15 April 2008

Costa Rica ReCap, Part 1

Our Costa Rica adventure began at 3:00 am on Sunday when we got up to head to the airport. Two uneventful flights, plus a nightmare trying to find a change house in the Bogota airport that would give us Colones (which we never did find), got us to San Jose in 6 pieces (2 suitcases, 2 backpacks, 2 persons). We successfully found a change place and were on our way to the rental car place with some duty-free wine and Costa Rican coffee liquor.

Step 2 of the adventure came when we tried to add me to the rental car agreement to share the driving responsibilities and I realized that I'd left my license in Medellin. Brilliant. I was already planning on doing the lion's share of the navigating (apparently Jenna can't navigate herself out of a paper bag), and this just certified I would be in charge of all of it. Which is actually pretty difficult given the state of the roads and towns in CR, and the crappy rental car company map I had. Needless to say, we did have to backtrack some. But we made it.

The first leg of our journey took us to Denny's for lunch. We were both super excited to have something so totally American...living in the backwoods of Colombia, we don't get anything like that. I had some "Moons Over My Hammy" and hashbrowns. It was awesome.
We then headed on our way to Arenal, which is the most active volcano in Costa Rica. The drive was very scenic, but took entirely too long and we ended up traveling at dusk, which wasn't the best for my driving friend. The little town at Arenal was fun--quaint and touristy. We stayed at a hostel (my first ever), which, if you forget about the PVC pipe sticking out of the wall that was the shower (at least there was hot water) and the terrible pillows, was a great place to stay. The staff were super friendly and helpful, there was cable, and the beds were comfortable.

Monday we spent around the town of La Fortuna, where we found a great little shop to get really good Costa Rican coffee. The shop was run by the owner of the coffee farm, and we had a chance to talk to him all about how they run the farm. Jenna and I both ended up sending 5 lbs of coffee home to our parents, and we bought 4 1/2 for ourselves here. We went a little overboard. Check out their website:http://www.godowntoearth.org/ That night we went on a night hike at a nature preserve, where we saw a three-toed sloth, some caymans, cool bugs, and frogs, including this little guy who was quite elusive.
Tuesday we got up early and headed out on the 'combination tour' touted as the best way to explore the area by the folks at our hostel. We started out at the Arenal Hanging Bridges, which is a trail through the rainforest that goes over something like 14 different bridges, some fixed and some suspension. We got to see a ton of really cool plants, to take in amazing scenery, and to watch some animals. We saw some spider monkeys playing in the trees, and we heard a ton of howler monkeys but were unable to see them. This is a picture from one of the last bridges we crossed, looking down at one of the earlier bridges.
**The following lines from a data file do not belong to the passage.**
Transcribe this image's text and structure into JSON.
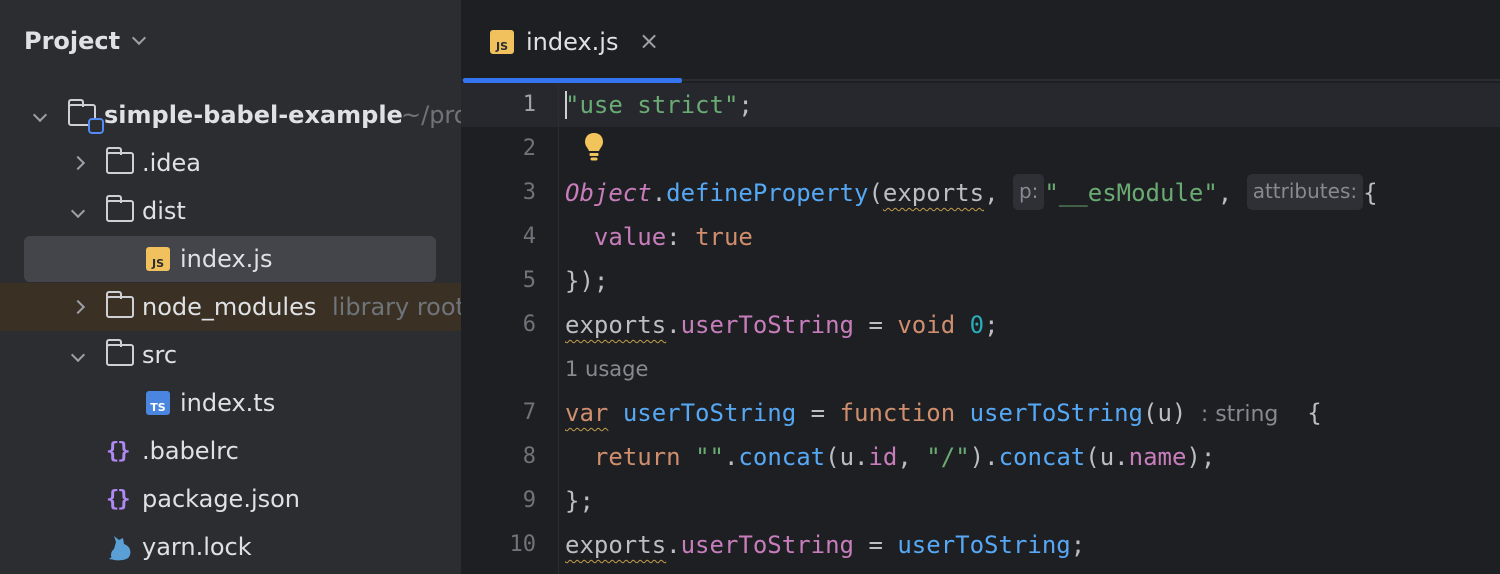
{
  "project_panel": {
    "title": "Project",
    "tree": [
      {
        "label": "simple-babel-example",
        "hint": "~/pro",
        "type": "project-folder",
        "expanded": true
      },
      {
        "label": ".idea",
        "type": "folder",
        "expanded": false
      },
      {
        "label": "dist",
        "type": "folder",
        "expanded": true
      },
      {
        "label": "index.js",
        "type": "js-file",
        "selected": true
      },
      {
        "label": "node_modules",
        "hint": "library root",
        "type": "folder",
        "expanded": false
      },
      {
        "label": "src",
        "type": "folder",
        "expanded": true
      },
      {
        "label": "index.ts",
        "type": "ts-file"
      },
      {
        "label": ".babelrc",
        "type": "config-file"
      },
      {
        "label": "package.json",
        "type": "config-file"
      },
      {
        "label": "yarn.lock",
        "type": "yarn-file"
      }
    ],
    "badges": {
      "js": "JS",
      "ts": "TS",
      "braces": "{}"
    }
  },
  "editor": {
    "tab": {
      "label": "index.js",
      "close": "×",
      "badge": "JS"
    },
    "line_numbers": [
      "1",
      "2",
      "3",
      "4",
      "5",
      "6",
      "7",
      "8",
      "9",
      "10"
    ],
    "usage_hint": "1 usage",
    "code": {
      "l1": {
        "str": "\"use strict\"",
        "semi": ";"
      },
      "l3": {
        "cls": "Object",
        "dot": ".",
        "fn": "defineProperty",
        "open": "(",
        "arg": "exports",
        "comma": ",",
        "hint_p": "p:",
        "str": "\"__esModule\"",
        "comma2": ",",
        "hint_attr": "attributes:",
        "brace": "{"
      },
      "l4": {
        "prop": "value",
        "colon": ":",
        "kw": "true"
      },
      "l5": {
        "text": "});"
      },
      "l6": {
        "obj": "exports",
        "dot": ".",
        "prop": "userToString",
        "eq": " = ",
        "kw": "void",
        "num": "0",
        "semi": ";"
      },
      "l7": {
        "kw_var": "var",
        "name": "userToString",
        "eq": " = ",
        "kw_fn": "function",
        "fn": "userToString",
        "param": "(u)",
        "type_hint": ": string",
        "brace": "{"
      },
      "l8": {
        "kw": "return",
        "str1": "\"\"",
        "dot1": ".",
        "fn1": "concat",
        "open1": "(u.",
        "prop1": "id",
        "comma": ", ",
        "str2": "\"/\"",
        "close1": ")",
        "dot2": ".",
        "fn2": "concat",
        "open2": "(u.",
        "prop2": "name",
        "close2": ");"
      },
      "l9": {
        "text": "};"
      },
      "l10": {
        "obj": "exports",
        "dot": ".",
        "prop": "userToString",
        "eq": " = ",
        "fn": "userToString",
        "semi": ";"
      }
    }
  },
  "colors": {
    "keyword": "#cf8e6d",
    "string": "#6aab73",
    "number": "#2aacb8",
    "function": "#56a8f5",
    "property": "#c77dbb",
    "accent": "#3574f0"
  }
}
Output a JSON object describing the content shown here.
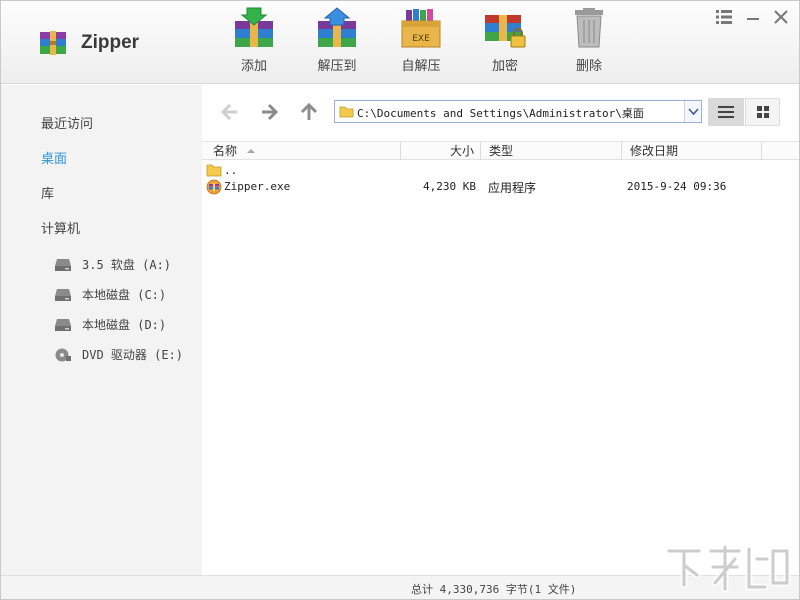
{
  "app": {
    "title": "Zipper"
  },
  "toolbar": {
    "add_label": "添加",
    "extract_label": "解压到",
    "sfx_label": "自解压",
    "encrypt_label": "加密",
    "delete_label": "删除",
    "sfx_badge": "EXE"
  },
  "sidebar": {
    "recent": "最近访问",
    "desktop": "桌面",
    "library": "库",
    "computer": "计算机",
    "drives": [
      {
        "label": "3.5 软盘 (A:)",
        "icon": "floppy-drive-icon"
      },
      {
        "label": "本地磁盘 (C:)",
        "icon": "hard-drive-icon"
      },
      {
        "label": "本地磁盘 (D:)",
        "icon": "hard-drive-icon"
      },
      {
        "label": "DVD 驱动器 (E:)",
        "icon": "dvd-drive-icon"
      }
    ]
  },
  "navigation": {
    "path": "C:\\Documents and Settings\\Administrator\\桌面"
  },
  "columns": {
    "name": "名称",
    "size": "大小",
    "type": "类型",
    "modified": "修改日期"
  },
  "files": [
    {
      "name": "..",
      "size": "",
      "type": "",
      "modified": "",
      "icon": "folder-icon"
    },
    {
      "name": "Zipper.exe",
      "size": "4,230 KB",
      "type": "应用程序",
      "modified": "2015-9-24 09:36",
      "icon": "zipper-app-icon"
    }
  ],
  "status": {
    "summary": "总计  4,330,736 字节(1 文件)"
  },
  "colors": {
    "accent": "#2f94d6",
    "sidebar_bg": "#f3f3f3",
    "toolbar_bg": "#eeeeee"
  }
}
After the hanging bridges hike, we headed through La Fortuna to hike down to the La Fortuna waterfall. It was a pretty normal waterfall, but the day was really hot and the hike down included something like 800 steps, none of which was actually the same height as any other.
Jenna and me at the top of the falls:

G'Nome made the hike, too, although the trip up damn near killed him (and me)!

The next stop on our tour was to the west side of the volcano, where we hiked up to the most recent big lava field. Arenal is a volcano different from what we were expecting: it doesn't actually spew liquid lava. The pressure and heat build up and force huge boulders out the top that roll down the side of the mountain until they reach a stopping place. So in a catastrophic eruption, huge, on-fire boulders rain down on the land and leave behind craters. It was pretty cool to see the remains and to hear the stories of what happened. The white 'streaks' you can see at the top of the mountain are the trails of rocks that we watched come down.

Jenna and me at the lava flow (as they say), sporting our Keens-bought especially for this trip.
The tour ended with a trip to the Tabacon Hot Springs, a resort built around the river which exploits the natural hot springs of the river for monetary gain. Don't get me wrong; it was really nice to take a hot soak after our long day, but it was a little over the top. There were upwards of 10 different pools with different temperatures and features. And there were about a million people, too.

Since this is the end of a day, it's the perfect stopping place for me now. Stay tuned for Part 2. The adventure continues...